(02.20.2005)


Discovery:

Commonly used words for animation - "sequence", "series", "images"and "movement".
Final analysis of meaning. "ANIMATION = SEQUENCE OF IMAGES DISPLAYED SUCCESSIVELY" OR in simpler terms Animation = "motion graphics"

Source1 - Word.Net: http://www.cogsci.princeton.edu/cgi-bin/webwn?stage=1&word=animation
The noun "animation" has 6 senses in WordNet)

What is animation?

1. animation, life, living, aliveness -- (the condition of living or the state of being alive; "while there's life there's hope"; "life depends on many chemical and physical processes")
2. animation, vitality -- (the property of being able to survive and grow; "the vitality of a seed")
3. animation, spiritedness, invigoration, brio, vivification -- (quality of being active or spirited or alive and vigorous)
4. vivification, invigoration, animation -- (the activity of giving vitality and vigour to something)
5. animation -- (the making of animated cartoons)
6. liveliness, animation -- (general activity and motion)

Source 2 - Red.net : http://www.red.net/glossary/a.php)
Animation is the creation of a timed sequence, a series of graphic images or frames together to give the appearance of continuous movement.

Source 3- SIGGRAPH http://www.siggraph.org/education/materials/HyperVis/vis_gloss.htm
Animation. A movie. A sequence of related images viewed in rapid succession to see and experience the apparent movement of objects

Source 4: http://www.w3.org/WAI/UA/WD-UAAG10-20010604/glossary.html )
The term "animation" refers to any visual movement effect created automatically (i.e., without manual user interaction). This definition of animation includes video and animated images. Animation techniques include:
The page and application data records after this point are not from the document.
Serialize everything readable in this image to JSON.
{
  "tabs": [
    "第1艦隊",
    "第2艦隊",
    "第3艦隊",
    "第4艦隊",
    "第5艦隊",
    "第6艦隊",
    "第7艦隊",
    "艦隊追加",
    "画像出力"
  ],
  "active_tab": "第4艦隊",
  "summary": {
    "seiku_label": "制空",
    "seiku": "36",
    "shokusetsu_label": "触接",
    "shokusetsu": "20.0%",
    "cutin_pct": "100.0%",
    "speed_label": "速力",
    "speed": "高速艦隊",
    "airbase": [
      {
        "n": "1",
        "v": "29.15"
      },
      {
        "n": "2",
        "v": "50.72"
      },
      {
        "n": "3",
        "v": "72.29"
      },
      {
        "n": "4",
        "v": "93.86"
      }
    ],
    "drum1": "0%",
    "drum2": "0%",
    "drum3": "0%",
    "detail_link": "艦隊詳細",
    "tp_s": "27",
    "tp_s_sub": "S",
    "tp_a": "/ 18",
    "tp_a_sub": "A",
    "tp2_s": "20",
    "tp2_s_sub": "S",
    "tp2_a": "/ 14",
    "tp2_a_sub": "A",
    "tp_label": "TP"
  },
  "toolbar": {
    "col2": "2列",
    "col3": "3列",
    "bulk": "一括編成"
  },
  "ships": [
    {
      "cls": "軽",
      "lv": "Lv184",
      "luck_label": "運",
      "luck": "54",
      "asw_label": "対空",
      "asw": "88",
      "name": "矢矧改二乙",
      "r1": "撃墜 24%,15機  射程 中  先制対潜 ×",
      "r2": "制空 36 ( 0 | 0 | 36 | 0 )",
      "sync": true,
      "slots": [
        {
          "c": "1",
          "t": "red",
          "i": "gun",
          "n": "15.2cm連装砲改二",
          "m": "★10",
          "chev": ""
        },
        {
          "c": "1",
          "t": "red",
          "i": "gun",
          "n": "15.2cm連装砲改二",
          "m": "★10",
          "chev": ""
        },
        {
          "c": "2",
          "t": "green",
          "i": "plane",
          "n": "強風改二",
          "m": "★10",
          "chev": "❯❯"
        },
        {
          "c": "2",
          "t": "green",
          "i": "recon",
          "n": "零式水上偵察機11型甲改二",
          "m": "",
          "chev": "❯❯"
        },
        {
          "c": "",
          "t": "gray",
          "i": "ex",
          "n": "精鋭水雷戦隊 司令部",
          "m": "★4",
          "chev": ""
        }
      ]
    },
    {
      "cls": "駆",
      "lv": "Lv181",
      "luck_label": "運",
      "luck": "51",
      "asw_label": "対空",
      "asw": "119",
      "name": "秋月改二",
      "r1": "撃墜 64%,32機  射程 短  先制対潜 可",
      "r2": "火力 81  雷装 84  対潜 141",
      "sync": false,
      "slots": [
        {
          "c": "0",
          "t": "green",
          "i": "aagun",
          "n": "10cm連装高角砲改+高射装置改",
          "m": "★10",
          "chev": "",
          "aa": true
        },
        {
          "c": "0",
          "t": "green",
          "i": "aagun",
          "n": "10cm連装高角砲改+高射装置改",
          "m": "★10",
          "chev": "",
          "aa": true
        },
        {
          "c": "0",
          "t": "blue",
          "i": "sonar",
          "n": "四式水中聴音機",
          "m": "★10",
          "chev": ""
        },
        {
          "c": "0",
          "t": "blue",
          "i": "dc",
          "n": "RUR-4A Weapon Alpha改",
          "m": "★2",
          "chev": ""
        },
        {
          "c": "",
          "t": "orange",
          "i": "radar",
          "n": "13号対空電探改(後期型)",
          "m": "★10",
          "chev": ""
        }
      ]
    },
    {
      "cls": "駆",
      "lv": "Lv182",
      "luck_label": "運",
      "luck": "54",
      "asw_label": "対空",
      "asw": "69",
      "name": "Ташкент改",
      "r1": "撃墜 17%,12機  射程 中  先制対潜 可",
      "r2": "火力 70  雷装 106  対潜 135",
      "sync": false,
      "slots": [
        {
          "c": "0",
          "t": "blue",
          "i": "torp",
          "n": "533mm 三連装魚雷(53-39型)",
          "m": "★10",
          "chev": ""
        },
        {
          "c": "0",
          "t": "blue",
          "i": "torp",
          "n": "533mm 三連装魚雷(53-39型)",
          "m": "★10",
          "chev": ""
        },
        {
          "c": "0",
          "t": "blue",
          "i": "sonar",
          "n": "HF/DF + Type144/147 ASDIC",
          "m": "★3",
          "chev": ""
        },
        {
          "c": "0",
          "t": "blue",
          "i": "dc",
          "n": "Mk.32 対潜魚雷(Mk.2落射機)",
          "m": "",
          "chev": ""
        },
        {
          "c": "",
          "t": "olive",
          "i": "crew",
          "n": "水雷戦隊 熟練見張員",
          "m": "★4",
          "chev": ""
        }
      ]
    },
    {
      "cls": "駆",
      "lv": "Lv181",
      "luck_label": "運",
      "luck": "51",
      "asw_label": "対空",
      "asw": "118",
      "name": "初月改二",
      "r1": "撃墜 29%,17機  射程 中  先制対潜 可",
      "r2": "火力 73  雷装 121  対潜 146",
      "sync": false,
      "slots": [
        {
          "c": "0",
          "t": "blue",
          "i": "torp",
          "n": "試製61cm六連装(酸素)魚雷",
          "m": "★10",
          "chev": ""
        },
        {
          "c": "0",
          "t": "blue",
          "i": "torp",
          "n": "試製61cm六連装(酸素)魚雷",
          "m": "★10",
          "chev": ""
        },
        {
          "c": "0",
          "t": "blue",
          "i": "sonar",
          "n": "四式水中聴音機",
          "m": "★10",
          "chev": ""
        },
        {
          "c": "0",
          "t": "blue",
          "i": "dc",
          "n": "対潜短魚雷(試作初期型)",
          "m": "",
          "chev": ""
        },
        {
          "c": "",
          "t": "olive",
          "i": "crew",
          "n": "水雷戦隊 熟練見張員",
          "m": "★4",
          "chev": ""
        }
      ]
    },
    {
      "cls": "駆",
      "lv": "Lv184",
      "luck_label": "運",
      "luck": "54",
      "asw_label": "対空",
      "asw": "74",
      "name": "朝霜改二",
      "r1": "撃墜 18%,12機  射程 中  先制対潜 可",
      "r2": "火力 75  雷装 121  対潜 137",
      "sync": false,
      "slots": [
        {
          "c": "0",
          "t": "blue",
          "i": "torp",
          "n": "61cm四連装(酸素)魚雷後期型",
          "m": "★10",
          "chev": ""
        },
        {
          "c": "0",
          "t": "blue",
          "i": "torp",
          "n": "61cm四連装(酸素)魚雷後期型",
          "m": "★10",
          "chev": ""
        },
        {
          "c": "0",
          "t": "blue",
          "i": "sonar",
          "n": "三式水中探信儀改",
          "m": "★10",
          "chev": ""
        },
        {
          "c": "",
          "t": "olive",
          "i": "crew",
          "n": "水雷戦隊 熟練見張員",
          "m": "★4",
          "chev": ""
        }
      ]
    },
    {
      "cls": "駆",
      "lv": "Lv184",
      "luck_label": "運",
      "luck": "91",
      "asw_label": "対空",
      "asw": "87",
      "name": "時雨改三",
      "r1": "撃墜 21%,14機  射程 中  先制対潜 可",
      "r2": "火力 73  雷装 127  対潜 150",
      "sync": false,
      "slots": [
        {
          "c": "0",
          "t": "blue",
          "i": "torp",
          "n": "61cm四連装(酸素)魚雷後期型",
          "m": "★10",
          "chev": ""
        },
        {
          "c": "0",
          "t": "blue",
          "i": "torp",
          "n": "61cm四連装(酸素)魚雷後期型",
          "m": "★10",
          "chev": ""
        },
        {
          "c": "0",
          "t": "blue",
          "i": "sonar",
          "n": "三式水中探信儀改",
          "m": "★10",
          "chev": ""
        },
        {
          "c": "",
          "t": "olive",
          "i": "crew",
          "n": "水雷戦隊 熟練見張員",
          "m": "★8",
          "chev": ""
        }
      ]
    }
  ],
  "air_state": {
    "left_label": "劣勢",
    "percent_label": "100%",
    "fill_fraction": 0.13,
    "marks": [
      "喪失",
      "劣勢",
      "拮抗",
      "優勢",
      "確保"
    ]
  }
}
  • graphically displaying a sequence of snapshots within the same region (e.g., as is done for video and animated images). The series of snapshots may be provided by a single resource (e.g., an animated GIF image) or from distinct resources (e.g., a series of images downloaded continuously by the user agent).
  • scrolling text (e.g., achieved through markup or style sheets).
  • displacing graphical objects around the viewport (e.g., a picture of a ball that is moved around the viewport giving the impression that it is bouncing off of the viewport edges). For instance, the SMIL 2.0 animation modules explain how to create such animation effects in a declarative manner (i.e., not by composition of successive snapshots).